### SUPPLIED DATA

· · · · · · ·

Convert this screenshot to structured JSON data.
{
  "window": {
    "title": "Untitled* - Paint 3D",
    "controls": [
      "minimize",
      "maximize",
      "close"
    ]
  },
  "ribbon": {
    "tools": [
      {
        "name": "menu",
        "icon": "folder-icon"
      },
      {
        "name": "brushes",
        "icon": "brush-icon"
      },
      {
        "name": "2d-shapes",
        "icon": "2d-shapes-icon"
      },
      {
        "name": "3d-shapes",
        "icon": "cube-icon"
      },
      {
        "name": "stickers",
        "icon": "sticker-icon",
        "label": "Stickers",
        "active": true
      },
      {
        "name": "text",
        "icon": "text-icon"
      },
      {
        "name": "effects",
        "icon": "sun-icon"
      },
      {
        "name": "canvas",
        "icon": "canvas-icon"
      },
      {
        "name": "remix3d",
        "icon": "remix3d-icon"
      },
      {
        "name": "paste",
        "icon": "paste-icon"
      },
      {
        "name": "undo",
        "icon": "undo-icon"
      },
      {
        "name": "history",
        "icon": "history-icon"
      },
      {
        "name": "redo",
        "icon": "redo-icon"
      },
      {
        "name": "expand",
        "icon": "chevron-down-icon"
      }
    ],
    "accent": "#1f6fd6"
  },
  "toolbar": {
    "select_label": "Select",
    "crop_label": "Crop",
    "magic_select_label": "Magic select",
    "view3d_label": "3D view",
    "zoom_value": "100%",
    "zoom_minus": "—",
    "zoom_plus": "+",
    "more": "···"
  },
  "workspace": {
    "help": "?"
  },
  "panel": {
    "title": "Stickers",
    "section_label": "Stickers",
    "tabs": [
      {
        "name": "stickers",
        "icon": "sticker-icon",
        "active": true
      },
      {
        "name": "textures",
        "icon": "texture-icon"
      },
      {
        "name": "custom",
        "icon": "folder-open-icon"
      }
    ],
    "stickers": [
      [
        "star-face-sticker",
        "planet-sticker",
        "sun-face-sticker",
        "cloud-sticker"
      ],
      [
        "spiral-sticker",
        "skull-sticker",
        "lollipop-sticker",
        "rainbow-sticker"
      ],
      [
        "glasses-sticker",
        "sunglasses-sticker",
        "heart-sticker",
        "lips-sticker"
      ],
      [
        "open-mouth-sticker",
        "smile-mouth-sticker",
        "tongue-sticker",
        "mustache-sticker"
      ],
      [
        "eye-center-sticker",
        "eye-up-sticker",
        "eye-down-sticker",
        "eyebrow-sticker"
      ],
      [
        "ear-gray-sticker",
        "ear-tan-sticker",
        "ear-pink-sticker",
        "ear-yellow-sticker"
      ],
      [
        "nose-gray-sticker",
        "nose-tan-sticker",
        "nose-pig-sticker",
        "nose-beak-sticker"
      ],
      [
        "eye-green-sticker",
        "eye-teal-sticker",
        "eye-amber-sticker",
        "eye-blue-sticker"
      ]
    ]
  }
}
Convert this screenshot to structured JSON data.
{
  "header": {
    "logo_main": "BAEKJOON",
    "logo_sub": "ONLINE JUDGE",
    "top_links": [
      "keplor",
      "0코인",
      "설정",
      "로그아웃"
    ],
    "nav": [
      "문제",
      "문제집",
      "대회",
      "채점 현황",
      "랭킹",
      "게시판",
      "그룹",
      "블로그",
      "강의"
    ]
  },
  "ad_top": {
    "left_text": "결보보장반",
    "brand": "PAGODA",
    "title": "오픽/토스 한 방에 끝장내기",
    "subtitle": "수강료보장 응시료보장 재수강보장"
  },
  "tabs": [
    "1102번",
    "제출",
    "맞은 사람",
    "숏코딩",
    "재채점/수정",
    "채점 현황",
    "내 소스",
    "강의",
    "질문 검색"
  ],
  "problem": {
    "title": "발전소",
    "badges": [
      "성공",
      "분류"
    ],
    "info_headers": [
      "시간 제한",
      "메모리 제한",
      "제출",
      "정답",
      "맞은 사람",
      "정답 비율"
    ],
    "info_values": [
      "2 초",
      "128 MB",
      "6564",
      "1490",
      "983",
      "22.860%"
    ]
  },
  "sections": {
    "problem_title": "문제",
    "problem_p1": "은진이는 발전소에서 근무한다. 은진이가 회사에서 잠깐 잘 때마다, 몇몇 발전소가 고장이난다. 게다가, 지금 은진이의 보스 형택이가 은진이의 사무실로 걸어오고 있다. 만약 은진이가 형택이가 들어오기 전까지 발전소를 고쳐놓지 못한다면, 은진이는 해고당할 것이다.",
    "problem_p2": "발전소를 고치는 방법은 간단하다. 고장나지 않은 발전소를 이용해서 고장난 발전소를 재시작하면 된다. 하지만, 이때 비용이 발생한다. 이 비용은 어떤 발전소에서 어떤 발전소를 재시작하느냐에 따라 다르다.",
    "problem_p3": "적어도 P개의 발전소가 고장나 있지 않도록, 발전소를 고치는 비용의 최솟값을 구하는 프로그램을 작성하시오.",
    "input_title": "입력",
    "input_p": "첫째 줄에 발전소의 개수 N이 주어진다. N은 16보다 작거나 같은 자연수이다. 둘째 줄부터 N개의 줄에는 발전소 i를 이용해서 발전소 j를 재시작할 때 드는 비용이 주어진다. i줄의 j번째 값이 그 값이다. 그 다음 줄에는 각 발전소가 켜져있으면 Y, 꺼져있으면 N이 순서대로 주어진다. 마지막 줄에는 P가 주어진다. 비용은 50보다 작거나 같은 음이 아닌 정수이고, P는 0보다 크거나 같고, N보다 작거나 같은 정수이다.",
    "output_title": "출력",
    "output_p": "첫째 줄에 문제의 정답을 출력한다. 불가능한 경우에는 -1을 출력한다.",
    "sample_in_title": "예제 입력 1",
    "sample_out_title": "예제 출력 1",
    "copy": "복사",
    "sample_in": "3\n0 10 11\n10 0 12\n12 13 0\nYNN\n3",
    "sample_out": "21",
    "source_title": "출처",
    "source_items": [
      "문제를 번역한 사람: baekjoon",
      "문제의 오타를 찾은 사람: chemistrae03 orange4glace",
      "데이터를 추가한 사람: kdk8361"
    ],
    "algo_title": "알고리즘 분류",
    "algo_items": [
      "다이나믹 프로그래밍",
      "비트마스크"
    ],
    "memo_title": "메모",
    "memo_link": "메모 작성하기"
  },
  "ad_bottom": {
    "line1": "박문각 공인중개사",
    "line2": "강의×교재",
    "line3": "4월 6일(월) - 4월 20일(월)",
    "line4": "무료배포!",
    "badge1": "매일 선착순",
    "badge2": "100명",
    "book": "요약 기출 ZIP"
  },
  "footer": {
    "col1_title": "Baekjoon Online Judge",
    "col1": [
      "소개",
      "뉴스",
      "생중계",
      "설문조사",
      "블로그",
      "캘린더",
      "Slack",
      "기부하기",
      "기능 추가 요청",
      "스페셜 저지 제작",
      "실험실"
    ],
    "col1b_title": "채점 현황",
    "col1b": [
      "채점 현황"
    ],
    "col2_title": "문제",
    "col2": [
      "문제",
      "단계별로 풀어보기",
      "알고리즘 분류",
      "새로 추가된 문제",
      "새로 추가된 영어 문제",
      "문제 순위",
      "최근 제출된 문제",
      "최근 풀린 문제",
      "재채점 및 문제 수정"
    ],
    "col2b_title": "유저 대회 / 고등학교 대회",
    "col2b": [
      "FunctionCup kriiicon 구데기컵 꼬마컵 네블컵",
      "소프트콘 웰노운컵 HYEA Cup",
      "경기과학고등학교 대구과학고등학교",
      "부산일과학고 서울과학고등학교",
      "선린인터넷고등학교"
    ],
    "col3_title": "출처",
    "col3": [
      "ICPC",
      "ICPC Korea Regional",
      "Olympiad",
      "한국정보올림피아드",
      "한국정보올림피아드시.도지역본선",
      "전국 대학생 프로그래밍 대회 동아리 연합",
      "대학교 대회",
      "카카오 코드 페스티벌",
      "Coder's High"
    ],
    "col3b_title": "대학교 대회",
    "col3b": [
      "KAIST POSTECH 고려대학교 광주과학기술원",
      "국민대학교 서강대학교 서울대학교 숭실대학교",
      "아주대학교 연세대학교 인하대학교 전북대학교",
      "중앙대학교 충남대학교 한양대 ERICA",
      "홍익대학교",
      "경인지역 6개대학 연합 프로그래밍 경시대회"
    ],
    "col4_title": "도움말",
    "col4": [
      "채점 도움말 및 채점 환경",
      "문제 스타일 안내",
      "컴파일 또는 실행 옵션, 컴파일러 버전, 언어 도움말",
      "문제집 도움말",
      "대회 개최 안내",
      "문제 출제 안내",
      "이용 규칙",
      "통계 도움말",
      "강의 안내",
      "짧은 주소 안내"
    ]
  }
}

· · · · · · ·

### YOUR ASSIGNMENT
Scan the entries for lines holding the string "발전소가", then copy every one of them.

### THE ANSWER
    "problem_p1": "은진이는 발전소에서 근무한다. 은진이가 회사에서 잠깐 잘 때마다, 몇몇 발전소가 고장이난다. 게다가, 지금 은진이의 보스 형택이가 은진이의 사무실로 걸어오고 있다. 만약 은진이가 형택이가 들어오기 전까지 발전소를 고쳐놓지 못한다면, 은진이는 해고당할 것이다.",
    "problem_p3": "적어도 P개의 발전소가 고장나 있지 않도록, 발전소를 고치는 비용의 최솟값을 구하는 프로그램을 작성하시오.",
    "input_p": "첫째 줄에 발전소의 개수 N이 주어진다. N은 16보다 작거나 같은 자연수이다. 둘째 줄부터 N개의 줄에는 발전소 i를 이용해서 발전소 j를 재시작할 때 드는 비용이 주어진다. i줄의 j번째 값이 그 값이다. 그 다음 줄에는 각 발전소가 켜져있으면 Y, 꺼져있으면 N이 순서대로 주어진다. 마지막 줄에는 P가 주어진다. 비용은 50보다 작거나 같은 음이 아닌 정수이고, P는 0보다 크거나 같고, N보다 작거나 같은 정수이다.",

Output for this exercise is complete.